In the fourth quarter of 2020 the UK’s trade deficit widened by an astounding £10.9bn, as companies’ stockpiling accelerated ahead of the end of the EU transition period, barely pausing during French border disruption, to stop the spread of the Kent coronavirus variant.
No FTA review
Despite producing reviews of major trade deals, such as the most recent one with Japan, the UK government has indicated that it won’t publish an assessment of the FTA with the European Union, insisting that it’s a good deal, which allows us to maintain access to the EU market.
Britain’s trade with the EU has been hit by higher costs, delayed shipments and reduced freight volumes since the new economic relationship started, with businesses feeling the effects of new red tape and customs processes.
In November, the Office for Budget Responsibility, said a trade agreement with the EU would leave GDP 4% lower over the long run, but that was before the deal was agreed.
UK/EU relationship under pressure
David Frost, EU trade negotiator and UK representative for Brexit and International Policy, told a parliamentary committee that relations with the European Union have been “problematic” since Brexit. Identifying the EU’s criticism of the UK’s approach to its vaccine roll-out, border hold-ups, and the accreditation of diplomatic missions as issues that have arisen so far in 2021.
Cabinet Office Minister Michael Gove is due to meet European Commission Vice-President Maros Sefcovic to discuss the Brexit settlement relating to Northern Ireland, and is expected to call for extensions to trade grace periods covering the region.
Fickle freight optimism
Reports in the press suggest that freight movements across the Channel show signs of recovering, with some more continental capacity returning, in a move that may indicate inbound border friction is diminishing.
But, with almost half of foreign-owned trucks returning to the continent empty because of the cost, complexity and delays associated with new export (from UK) and import (into EU) paperwork, it is questionable whether this ‘capacity increase’ can be more than a blip, or is actually accurate when compared with a true year on year position.
Amsterdam trumps City
With average daily trading halving from €17.5bn to €8.6bn last month in the City of London and Amsterdam’s surging from €2.6bn to €9.2bn, the Dutch capital took on the mantle of Europe’s largest share trading centre.
Under EU rules, shares traded in euros must be traded on EU exchanges or in countries with special “equivalence” status.
After Britain failed to gain equivalence with the EU or strike a comprehensive trade deal covering financial services, exchange operators had to move their order books abroad by January 2021.
While the figures are large, the overall impact on the City is small and the overall tax benefits to Amsterdam from a low-margin business will be minimal.
Despite the headlines, London is Europe’s major financial centre and one of the world’s two leading financial hubs and its main competition is with New York, Singapore, Hong Kong and emerging centres like Shanghai.

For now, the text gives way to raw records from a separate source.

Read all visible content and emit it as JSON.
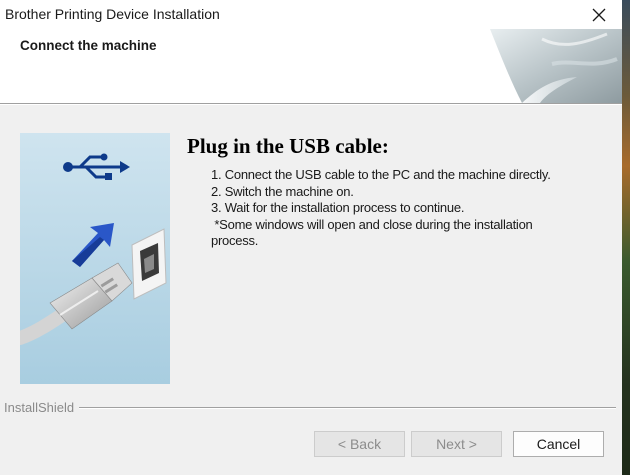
{
  "window": {
    "title": "Brother Printing Device Installation",
    "close_icon": "close-icon"
  },
  "header": {
    "title": "Connect the machine"
  },
  "content": {
    "heading": "Plug in the USB cable:",
    "steps": [
      "1. Connect  the USB cable to the PC and the machine directly.",
      "2. Switch the machine on.",
      "3. Wait for the installation process to continue.",
      " *Some windows will open and close during the installation",
      "process."
    ],
    "illustration_icons": [
      "usb-symbol-icon",
      "arrow-icon",
      "usb-port-icon",
      "usb-plug-icon"
    ]
  },
  "footer": {
    "brand": "InstallShield",
    "back_label": "< Back",
    "next_label": "Next >",
    "cancel_label": "Cancel"
  },
  "colors": {
    "dialog_bg": "#f0f0f0",
    "header_bg": "#ffffff",
    "illustration_bg": "#bcd9e8",
    "arrow_blue": "#2a57c8",
    "disabled_text": "#8c8c8c"
  }
}
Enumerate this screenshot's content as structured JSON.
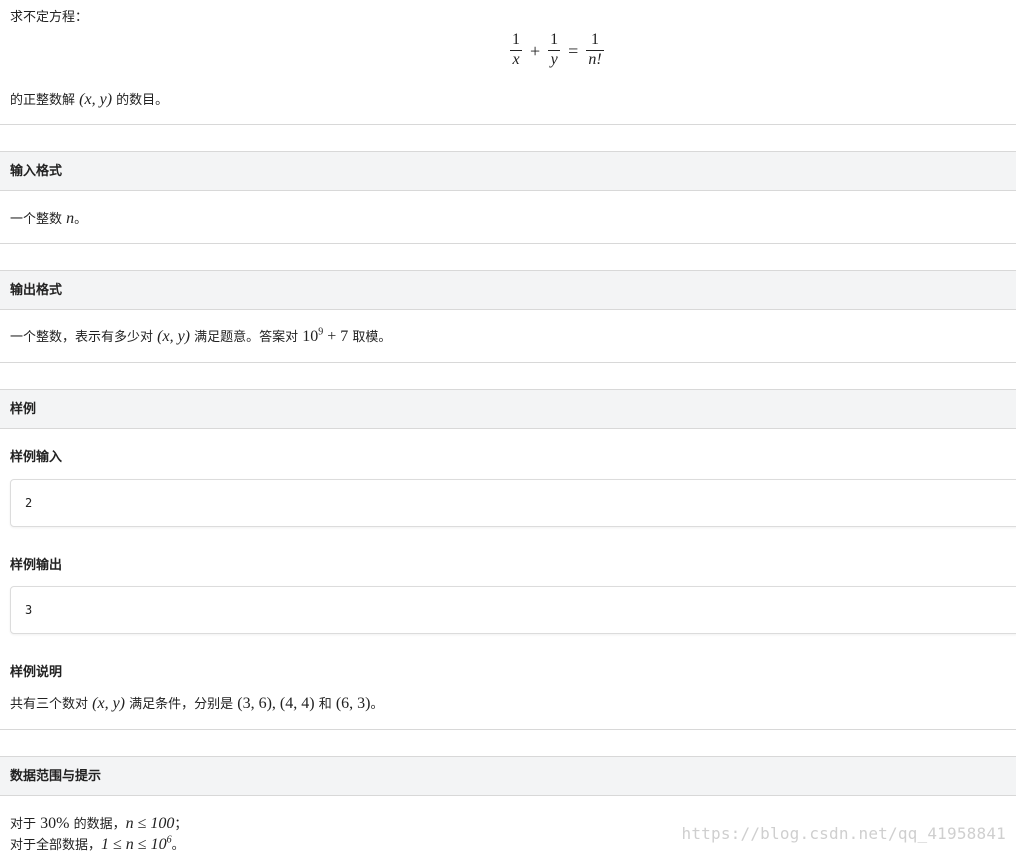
{
  "intro": {
    "line1": "求不定方程：",
    "line2_prefix": "的正整数解",
    "line2_math": "(x, y)",
    "line2_suffix": "的数目。"
  },
  "equation": {
    "lhs1_num": "1",
    "lhs1_den": "x",
    "plus": "+",
    "lhs2_num": "1",
    "lhs2_den": "y",
    "equals": "=",
    "rhs_num": "1",
    "rhs_den": "n!"
  },
  "sections": {
    "input": {
      "title": "输入格式",
      "text_prefix": "一个整数 ",
      "text_math": "n",
      "text_suffix": "。"
    },
    "output": {
      "title": "输出格式",
      "text_prefix": "一个整数，表示有多少对 ",
      "text_math1": "(x, y)",
      "text_mid": " 满足题意。答案对 ",
      "text_math2_base": "10",
      "text_math2_exp": "9",
      "text_math2_rest": " + 7",
      "text_suffix": " 取模。"
    },
    "sample": {
      "title": "样例",
      "input_label": "样例输入",
      "input_value": "2",
      "output_label": "样例输出",
      "output_value": "3",
      "explain_label": "样例说明",
      "explain_prefix": "共有三个数对 ",
      "explain_math1": "(x, y)",
      "explain_mid": " 满足条件，分别是 ",
      "explain_math2": "(3, 6), (4, 4)",
      "explain_and": " 和 ",
      "explain_math3": "(6, 3)",
      "explain_suffix": "。"
    },
    "range": {
      "title": "数据范围与提示",
      "line1_prefix": "对于 ",
      "line1_math1": "30%",
      "line1_mid": " 的数据，",
      "line1_math2": "n ≤ 100",
      "line1_suffix": "；",
      "line2_prefix": "对于全部数据，",
      "line2_math_base": "1 ≤ n ≤ 10",
      "line2_math_exp": "6",
      "line2_suffix": "。"
    }
  },
  "watermark": "https://blog.csdn.net/qq_41958841"
}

However, the financial markets are a good barometer for trade with the EU and will this filter through into other services and trading of goods. Let’s hope not and that the freight markets see an uptick in coming weeks and months as the economy opens up, lockdowns are lifted and the vaccine effect continues to bite.
Metro is monitoring the cross-channel situation continuously, by the hour and we are very close to these developments and will continue to share them with you and also the solutions we have implemented, to ensure delays are avoided or reduced.
Please contact Andrew White, leading our customs and brokerage business unit, for further information and assistance.